How would you like your tea or coffee?
For many people, grabbing a cup of tea or coffee in the morning is a common habit. But how do you like your tea? Mildly hot, pretty hot or burning hot? It depends on the culture of where you live.
A culture or tradition that may harm you, permanently
The link between cancer and drinking a lot of tea and coffee are indeterminate or non-existent according to a June 16, 2016 report of Cancer Council Western Australia.
However, drinking tea and coffee and at 60 degrees Celsius or higher has now been strongly associated with a higher risk of esophageal cancer. How much higher? Up to 90% higher, according to a new International Journal of Cancer study.
A research published by the international cancer body on March 20, 2019 tracked the habits of more than 50,000 tea drinkers in Golestan, a province in northeastern Iran for about a decade and found that 317 new cases of esophageal cancer were developed.
The study said that those who drank about 700 ml of tea (or two large cups) a day at 60 degrees or hotter had a 90% higher risk of esophageal cancer, when compared to those who drank less tea and at cooler temperatures.
According to the study lead author, Dr Farhad Islami
“Many people enjoy drinking tea, coffee, or other hot beverages. However, according to our report, drinking very hot tea can increase the risk of esophageal cancer, and it is therefore advisable to wait until hot beverages cool down before drinking.”
Previous research has found a link between hot tea/coffee drinking and esophageal cancer. This study, published Wednesday was the first to narrow it down to a specific temperature, according to the authors.
The esophagus is a long tube through which swallowed food and liquids travel to reach the stomach.
Esophageal cancer is the eighth most common cancer in the world and is often fatal, killing approximately 400,000 people every year, according to the International Agency for Research on Cancer.
In the United States alone, The American Cancer Society estimates that 13750 new cases of esophageal cancer will be diagnosed in men and 3,900 new cases in women in the United States in 2019.
The study said more research was needed on why exactly drinking very hot tea is associated with the higher risk of esophageal cancer.
However, Dr Islami said chronic thermal injury to the esophagus could cause inflammation that could lead to cancer or make it easier for carcinogens ingested through food or drink to penetrate the esophageal lining.
Stephen Evans, a professor of pharmacoepidemiology at the London School of Hygiene & Tropical Medicine, who was not involved in the study confirmed the above position. In a CNN report he said,
“It was the heat that was the issue rather than the type of beverage. In fact, it is probably anything hot: It is possible that the trauma leads to cell changes and hence to cancer.”

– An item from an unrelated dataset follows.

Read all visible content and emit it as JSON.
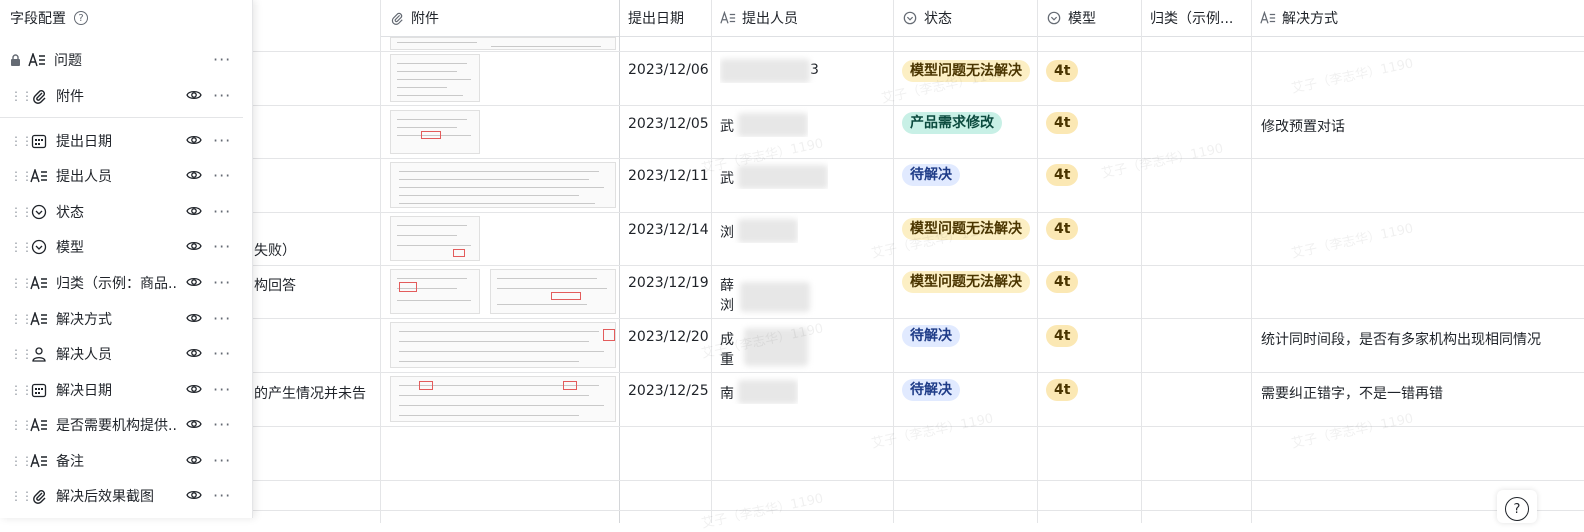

This report corroborates previous ones.
A 2016 World Health Organization study had suggested this linkage while a 2018 China-based study published in Annals of Internal Medicine, found drinking hot tea, when combined with heavy alcohol and tobacco use, significantly increases the risk of esophageal cancer.
While it is not clear at what temperatures Nigerians generally like their tea, this report concludes that since
“there is no known health benefit from drinking very hot beverages, it will be reasonable to advise people in Golestan and elsewhere to wait for their hot beverages to cool down before drinking.”
Early signs of esophageal cancer
Dr Ian Shyaka of the Rwandan Military Hospital in a November 26, 2018 article in the New Times of Rwandan said,
“Early signs might be of acid reflux disease such as longstanding heart burn, stomach pain (pain in the upper abdomen), non-burning chest pain, difficulty or pain on swallowing, or food getting stuck, persistent voice hoarseness, persistent sore throat, chronic cough, new onset asthma or asthma only at night, recurrent lung infections (called pneumonia), and waking up with a choking sensation. As the disease progresses, one develops difficulty swallowing, starting with solid foods and progressing to liquids, loss of weight, general body weakness, sometimes vomiting blood, or symptoms of advanced disease to other body parts such as liver, lungs and bones. Upper gastrointestinal endoscopy is advised for all patients with longstanding heart burn and vague symptoms or alarm symptoms (including difficulty swallowing), and for all patients older than 55 years with persistent recent-onset of those symptoms to rule out esophageal cancer being the cause. Although the majority of patients referred under these guidelines will have other cause for their symptoms, this low threshold is essential if cancers are to be detected at an early, curable stage.”
The good news
The incidence of esophageal cancer is said to be low in Nigeria (0.4-0.6% of all malignant tumours) according to two reports I looked up dated 2008 and 2015. May be Nigerians are not “hot” on drinking very hot tea unlike people in the Middle East and Russia. Let’s do better by eliminating it completely.
Stop drinking very hot beverages!